Get The Balance Right!
My Core Food Plan for a healthy balanced diet!
In the context of Functional Nutrition, a ‘balanced diet’ is one that is appropriate for your lifestyle, health concerns, and food preferences. In other words, there isn’t one specific diet or way of eating that works for everyone. Instead, food and lifestyle plans should be tailored to the individual in order to improve over-all health and well-being. For example, a person recovering from a traumatic brain injury has a specific set of nutritional needs, which is very different from the needs of someone who is active and wants to incorporate more fresh, whole foods into their diet.
That being said, there are some general guidelines to follow for balance. When macronutrients (protein, fat and carbohydrates) are eaten in appropriate proportions, they provide your body with everything it needs to function properly.The correct balance and distribution of these nutrients is vital for optimum health. This is the basis of my CORE FOOD PLAN which is appropriate for anyone looking to eat a healthy balanced diet.
Pack a punch with protein – Protein helps build and repair every part of the body. Without enough, or the right kind of protein, you can feel run down, lethargic and weak. Meats, eggs, poultry and seafood are excellent sources, but so too are vegetable sources like beans, legumes, broccoli, brussels sprouts, lentils, nuts and seeds, oats, potatoes, spinach, quinoa, and wild rice
Load up on healthy fats – Healthy fats support brain and heart and hormonal health, while keeping you full and providing the body with energy. Shoot for omega – 3s from avocados, oily fish, walnuts, flaxseeds, olive oil, sea vegetables, and grass-fet meats.
Eat more vegetables and less grains as your carbohydrate sources – Many people associate this vital food group with solely with grains. We are overconsuming bread, pasta, cake, and biscuits and not eating enough fruits vegetables and legumes. When balancing your diet try to get the bulk of this food group from vegetable sources. The fibre found in vegetables helps balance blood sugar, help detoxification and improve digestion.
Eat the rainbow – Consume a wide variety of brightly coloured whole foods. Foods such as green vegetables, oranges, peppers, sweet potatoes, squash, berries, tomatoes, beetroot contain medicinal compounds known as phytonutrients which have anti-inflammatory, anti-bacterial, anti-viral, anti-cancer compounds which are vital to optimum health and prevention of disease.
Stay hydraded- Remember hydration doesn’t always have to come in the form of water, however filtered mineral water is best source. Alternatives include herbal teas, broths, cold pressed vegetable juices.
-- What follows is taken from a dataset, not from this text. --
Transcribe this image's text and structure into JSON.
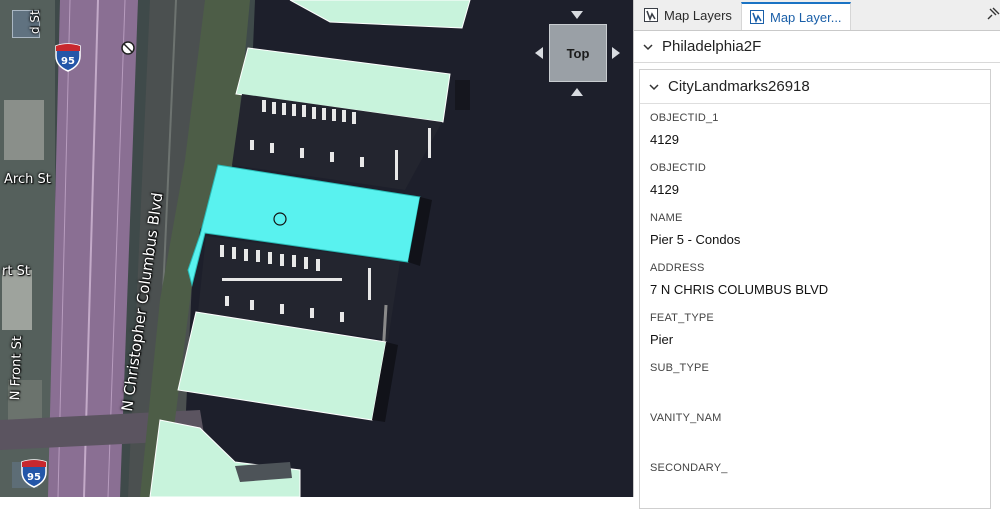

On average we need a total of 1.5 – 2 litres per day in total depending on diet and activity levels. Headaches, fatigue, poor concentration, dark coloured urine are all tell-tale signs of poor hydration. Carry a water bottle when you are on the go to ensure optimum hydration.
Remember moderation and balance is key – Be flexible and limit rules and regulations around food. Enjoy your food! Make a point to indulge every now and then without guilt or stress.